On Monday, President Donald Trump found a new way to take credit for old news: He inserted his own quote into a press release written by Toyota.
The company announced this week that it’s spending $1.3 billion at a Kentucky plant that will build its new Camry. “Toyota’s decision to invest $1.3 billion in their Kentucky plant is further evidence that manufacturers are now confident that the economic climate has greatly improved under my administration,” Trump is quoted as saying in the press release.
Trump’s quote appears in the release despite the fact that company made it clear that the news is not related to his administration. In fact, Toyota began preparing for manufacturing the new Camry during the last president’s term. “We’ve been working on this Camry now for over three years, so this is not something that’s just brand new and picked up most recently,” Wil James, president of the Kentucky factory, told Bloomberg.
In the same press release, Jim Lentz, Toyota’s North America CEO, said, “This $1.33 billion investment is part of Toyota’s plan to invest $10 billion dollars in the U.S. over the next five years.”
But while the format may have been new, Trump’s desire to take credit for old job news is not.
On the campaign trail, Trump made a number of promises about keeping jobs in the country. “A Trump administration will stop the jobs from leaving America,” he told a crowd in Florida in November. “I will bring the auto jobs back to America,” he said in Ohio in October.
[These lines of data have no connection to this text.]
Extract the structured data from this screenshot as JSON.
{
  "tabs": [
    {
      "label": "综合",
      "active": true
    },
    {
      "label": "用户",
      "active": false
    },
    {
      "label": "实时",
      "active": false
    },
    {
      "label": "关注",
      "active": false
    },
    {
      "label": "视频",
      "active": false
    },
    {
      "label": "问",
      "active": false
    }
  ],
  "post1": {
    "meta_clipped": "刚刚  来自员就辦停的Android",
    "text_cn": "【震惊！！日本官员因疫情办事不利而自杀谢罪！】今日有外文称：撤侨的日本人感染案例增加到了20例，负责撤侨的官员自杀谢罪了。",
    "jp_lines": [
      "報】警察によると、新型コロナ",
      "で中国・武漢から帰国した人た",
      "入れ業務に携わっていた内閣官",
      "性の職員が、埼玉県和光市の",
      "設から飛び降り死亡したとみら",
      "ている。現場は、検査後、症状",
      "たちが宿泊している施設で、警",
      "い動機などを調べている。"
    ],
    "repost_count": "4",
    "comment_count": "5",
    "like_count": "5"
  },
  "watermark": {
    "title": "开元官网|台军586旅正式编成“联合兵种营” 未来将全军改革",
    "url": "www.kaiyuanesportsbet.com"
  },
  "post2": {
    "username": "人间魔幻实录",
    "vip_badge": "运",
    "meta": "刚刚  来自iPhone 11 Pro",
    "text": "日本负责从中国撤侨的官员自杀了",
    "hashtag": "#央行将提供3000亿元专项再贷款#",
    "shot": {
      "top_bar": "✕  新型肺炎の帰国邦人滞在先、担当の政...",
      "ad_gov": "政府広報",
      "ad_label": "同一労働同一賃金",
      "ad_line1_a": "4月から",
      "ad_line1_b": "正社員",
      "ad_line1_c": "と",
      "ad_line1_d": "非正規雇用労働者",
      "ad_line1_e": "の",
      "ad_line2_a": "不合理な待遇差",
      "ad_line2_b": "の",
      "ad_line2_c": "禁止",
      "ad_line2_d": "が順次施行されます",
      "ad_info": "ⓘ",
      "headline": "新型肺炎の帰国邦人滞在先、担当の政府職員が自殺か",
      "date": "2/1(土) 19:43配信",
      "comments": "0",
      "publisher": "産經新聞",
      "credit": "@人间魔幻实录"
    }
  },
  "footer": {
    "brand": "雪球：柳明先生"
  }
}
As part of his effort to prove he’s following up on those promises, he has claimed that a number of recent announcements are due to his election victory.
In reality, these announcements date back far before he took office — and virtually none of them can be credited to actions from his administration.
For example, Intel first said that it would build a semi-conductor chip plant in Arizona back in 2011, with the CEO making the announcement alongside President Obama. Though the plans were delayed in 2014, they were never abandoned. But that didn’t stop the company from announcing at the Trump White House in February that it would spend $7 billion to complete the plant and hire 3,000 people once it’s up and running. Nor did it stop Trump from saying it’s evidence that he has “already begun bringing OUR jobs back to OUR country.”
Exxon began investing in a number of plants as far back as 2012 and will continue through at least 2022, spanning both before and after Trump’s term. Yet when the company announced in March it would invest $20 billion as part of this plan and create more than 45,000 jobs, Trump not only released his own press release about it that copied Exxon’s statements nearly word for word, but he also said in a Facebook video, “This is something that was done to a large extent because of our policies and the policies of this new administration.”
In June of 2015, as part of its effort to get regulators to approve its plan to acquire Time Warner Cable, Charter Communications pledged to hire 20,000 more people. Yet in March, the company stood alongside President Trump and let him announce that it was again promising to hire 20,000 people and invest $25 billion in the U.S.
Also in 2015, Ford negotiated a deal with the UAW union that included the requirement that the company invest $9 billion in American plants and create or retain 8,500 jobs. When it made good on that commitment last month and said it will invest $1.2 billion in three Michigan plants, creating 130 jobs, Trump and his advisers tried to link the news back to a meeting the president recently held with auto executives.
In October of last year, SoftBank set out to create a technology fund and inked a deal with a Saudi investment firm for $100 billion, then decided to invest $50 billion of it in the U.S. Yet Trump claimed that the investment, which will yield 5,000 jobs — some of which will be through contractors, not SoftBank funded companies themselves — is “because of me” even before he was officially sworn in.
Trump has also tried to take credit for recent job creation announcements from Fiat-Chrysler, General Motors, Lockheed Martin, and Walmart, despite there being no evidence that they were due to his administration. The one deal he can take credit for is one he struck with Carrier to keep about 800 jobs in the U.S., although 1,300 jobs are still leaving.
Ryan Koronowski contributed reporting to this article.